Locust entomologists are of the opinion that the time is now ripe for another major brown lo cust eruption as they are known to take place every decade or so. All will now depend on the amount and distribution of summer rain received in the Karoo in December and January, and the success of the ensuing second locust generation that will likely then emerge.

Very serious brown locust upsurges have in the past been shown to be regularly associated with major rainfall events early in the season – as have now already occurred – with good follow-up summer rains afterwards. The other essential element is that swarms of the first locust generation migrate unchecked over much of the Karoo and seed large areas with egg beds – as they are now doing. Some of the fundamental requirements for a major upsurge are therefore already falling into place. Only time will tell what will happen next, but it would be best for those charged with anti-locust control to be aware of these developments and to be prepared to deal with such an eventuality.

In the late 1990s a critical mass was reached when a brown locust population completed at least three successive generations during one summer when rainfall was sufficient to enable them to breed and spread to all parts of the Karoo.
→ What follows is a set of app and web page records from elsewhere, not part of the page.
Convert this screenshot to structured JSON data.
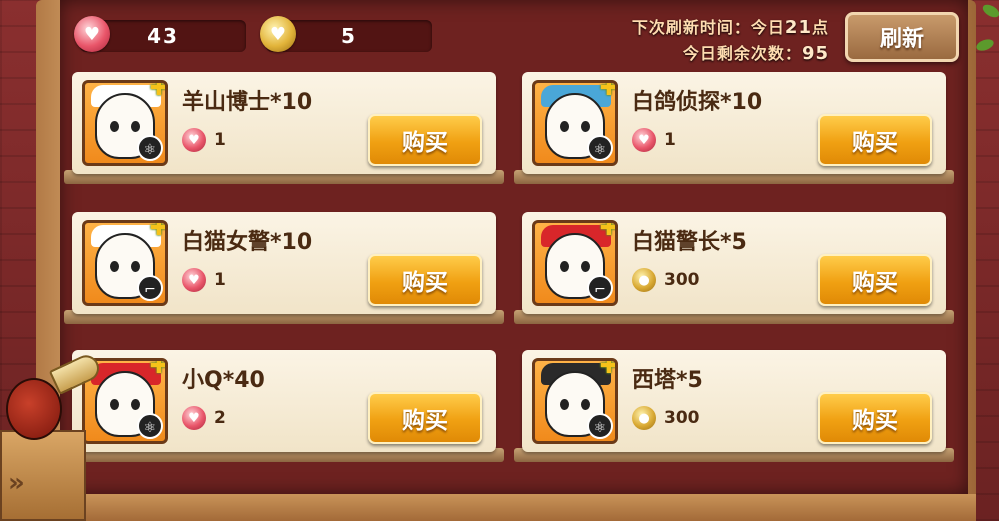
{
  "currency": {
    "gems": "43",
    "gold": "5"
  },
  "refresh": {
    "next_time_label": "下次刷新时间：今日",
    "next_time_value": "21",
    "next_time_unit": "点",
    "remaining_label": "今日剩余次数：",
    "remaining_value": "95",
    "button_label": "刷新"
  },
  "items": [
    {
      "name": "羊山博士*10",
      "price": "1",
      "currency": "gem",
      "buy_label": "购买",
      "hat_color": "#ffffff",
      "type_icon": "atom-icon"
    },
    {
      "name": "白鸽侦探*10",
      "price": "1",
      "currency": "gem",
      "buy_label": "购买",
      "hat_color": "#4aa7d8",
      "type_icon": "atom-icon"
    },
    {
      "name": "白猫女警*10",
      "price": "1",
      "currency": "gem",
      "buy_label": "购买",
      "hat_color": "#ffffff",
      "type_icon": "gun-icon"
    },
    {
      "name": "白猫警长*5",
      "price": "300",
      "currency": "gold",
      "buy_label": "购买",
      "hat_color": "#d8262a",
      "type_icon": "gun-icon"
    },
    {
      "name": "小Q*40",
      "price": "2",
      "currency": "gem",
      "buy_label": "购买",
      "hat_color": "#d8262a",
      "type_icon": "atom-icon"
    },
    {
      "name": "西塔*5",
      "price": "300",
      "currency": "gold",
      "buy_label": "购买",
      "hat_color": "#2a2a2a",
      "type_icon": "atom-icon"
    }
  ]
}
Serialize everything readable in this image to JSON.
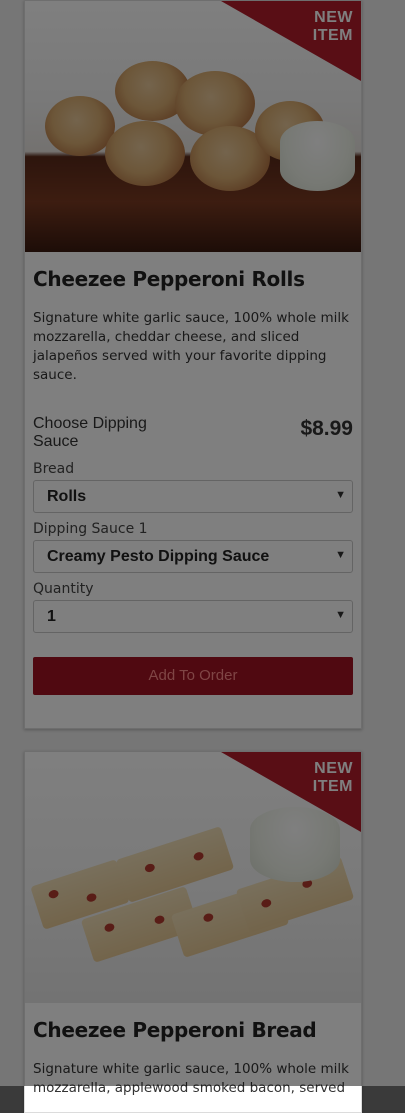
{
  "cards": [
    {
      "badge": "NEW ITEM",
      "title": "Cheezee Pepperoni Rolls",
      "description": "Signature white garlic sauce, 100% whole milk mozzarella, cheddar cheese, and sliced jalapeños served with your favorite dipping sauce.",
      "choose_label": "Choose Dipping Sauce",
      "price": "$8.99",
      "fields": [
        {
          "label": "Bread",
          "value": "Rolls"
        },
        {
          "label": "Dipping Sauce 1",
          "value": "Creamy Pesto Dipping Sauce"
        },
        {
          "label": "Quantity",
          "value": "1"
        }
      ],
      "button": "Add To Order"
    },
    {
      "badge": "NEW ITEM",
      "title": "Cheezee Pepperoni Bread",
      "description": "Signature white garlic sauce, 100% whole milk mozzarella, applewood smoked bacon, served"
    }
  ],
  "colors": {
    "brand_red": "#b21d2b",
    "button_red": "#a11323",
    "overlay": "rgba(0,0,0,0.5)"
  },
  "icons": {
    "select_arrow": "chevron-down-icon"
  }
}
This being the case, and conditional on swarming going largely uncontrolled, the situation then deteriorates to assume explosive proportions (and from the locust control perspective, is virtually unstoppable) with swarms breaking out of the Karoo and invading adjacent crop farming areas. Losses of grain and pasture may then follow. At this point, migrating swarms may also cross into neighbouring countries, as they last did in the 1985/86 season, resulting in a major locust emergency in Southern Africa.
Call Dr Dick Brown on (012) 460 6490. |fw